A recent case out of the U.S. District Court in Arizona has shown that it is not easy for a defendant to recover attorneys’ fees under the “bad faith” provision of the Fair Credit Reporting Act. 

In Perri v. Diversified Adjustment Serv., 2018 U.S. Dist. LEXIS 213612 (D. Ariz. Dec. 19, 2018), a district court denied the defendant’s motion for attorneys’ fees under the FCRA after the pro se plaintiff’s case was dismissed. The plaintiff, Joshua Perri, filed a complaint against Diversified Adjustment Services, a debt collector, alleging defamation, negligent enablement of identity theft, and violation of the FCRA. However, Perri failed to comply with the district court’s orders and failed to prosecute the claims. The district court dismissed the case as a result.    

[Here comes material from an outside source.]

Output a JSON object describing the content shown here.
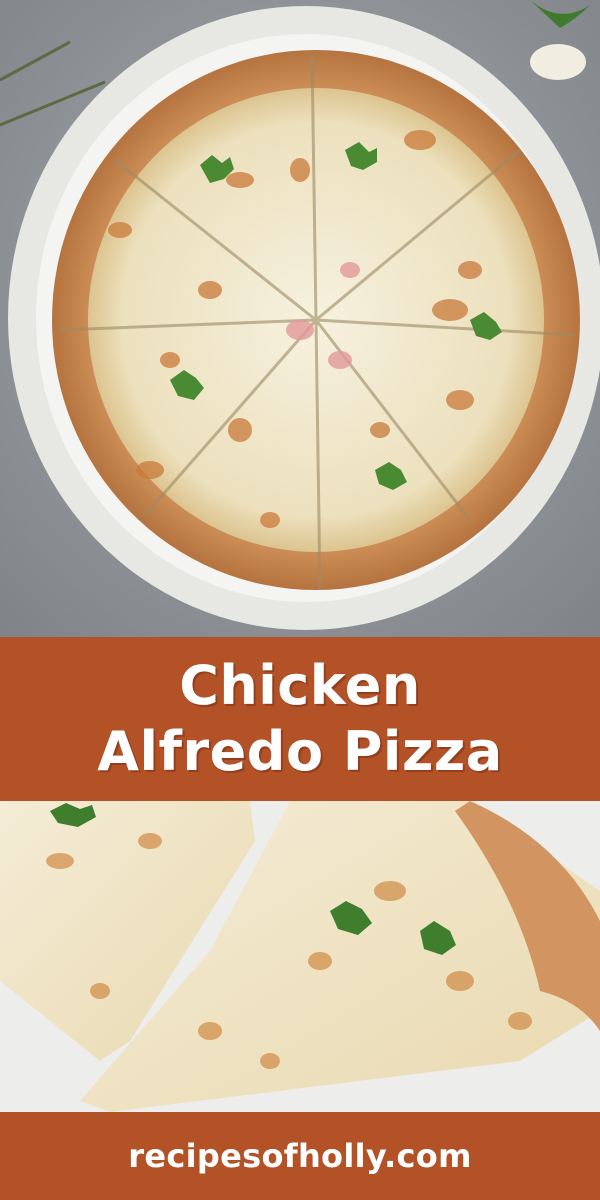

Diversified moved for attorneys fees under the FCRA. § 1681n(c) provides that “[u]pon a finding by the court that an unsuccessful pleading, motion, or other paper filed in connection with an action under this section was filed in bad faith or for purposes of harassment, the court shall award to the prevailing party attorney’s fees reasonable in relation to the work expended in responding to the pleading, motion, or other paper.” In bringing the motion, Diversified argued that Perri was acting in bad faith because he disobeyed several court orders, including failing to attend the Rule 16 conference. Diversified also argued that the action was frivolous because Perri never prosecuted the claims. Finally, Diversified argued that because the complaint contained no facts coupled with an email he sent calling the defense counsel “dishonest dirt bags,” it was evident that the complaint was filed for the purpose of harassment.  

The Court found Diversified’s arguments unpersuasive, stating that the debt collector had not shown that Perri filed any document in the case in bad faith or for harassment purposes as required for an award of attorneys’ fees under the FCRA. The Court pointed out that Perri’s actions in disobeying several court orders coupled with his failure to prosecute the case was the reason why the Court terminated the case as a sanction. The Court reasoned that attorneys’ fees under § 1681n(c) may be awarded based on an action filed in bad faith, not for misconduct of the parties during the pendency of the action. The Court also noted in its opinion that it could not infer bad faith or harassment from the lack of factual allegations in the complaint because it did not know enough about the allegations to know whether they were frivolous. 

Ultimately, the Perri Court held that to be awarded attorneys’ fees under § 1681n(c) of the FCRA, a defendant must show that the motion or complaint was filed in bad faith or for purposes of harassment. It is not enough that a pleading or motion in question later turned out to be baseless.